» Exercise aim
Search the records for the string "DeFi", then copy each line where it appears.

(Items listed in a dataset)

[Start of Attachment]

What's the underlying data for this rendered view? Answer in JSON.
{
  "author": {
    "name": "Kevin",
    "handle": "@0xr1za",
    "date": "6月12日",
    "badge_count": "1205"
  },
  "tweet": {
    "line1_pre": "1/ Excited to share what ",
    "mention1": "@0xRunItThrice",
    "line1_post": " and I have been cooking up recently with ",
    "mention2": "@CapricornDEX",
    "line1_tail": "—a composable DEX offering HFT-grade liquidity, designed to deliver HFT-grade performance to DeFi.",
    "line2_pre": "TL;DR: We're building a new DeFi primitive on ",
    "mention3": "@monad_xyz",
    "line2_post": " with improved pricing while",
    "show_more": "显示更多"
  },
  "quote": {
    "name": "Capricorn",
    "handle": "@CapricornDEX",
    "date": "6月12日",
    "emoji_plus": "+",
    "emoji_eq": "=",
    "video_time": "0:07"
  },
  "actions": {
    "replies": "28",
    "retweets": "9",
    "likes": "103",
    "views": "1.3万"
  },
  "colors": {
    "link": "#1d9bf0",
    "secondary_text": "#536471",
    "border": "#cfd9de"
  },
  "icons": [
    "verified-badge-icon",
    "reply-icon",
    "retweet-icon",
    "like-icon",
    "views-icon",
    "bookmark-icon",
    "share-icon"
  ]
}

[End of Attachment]

» Task output
    "line1_tail": "—a composable DEX offering HFT-grade liquidity, designed to deliver HFT-grade performance to DeFi.",
    "line2_pre": "TL;DR: We're building a new DeFi primitive on ",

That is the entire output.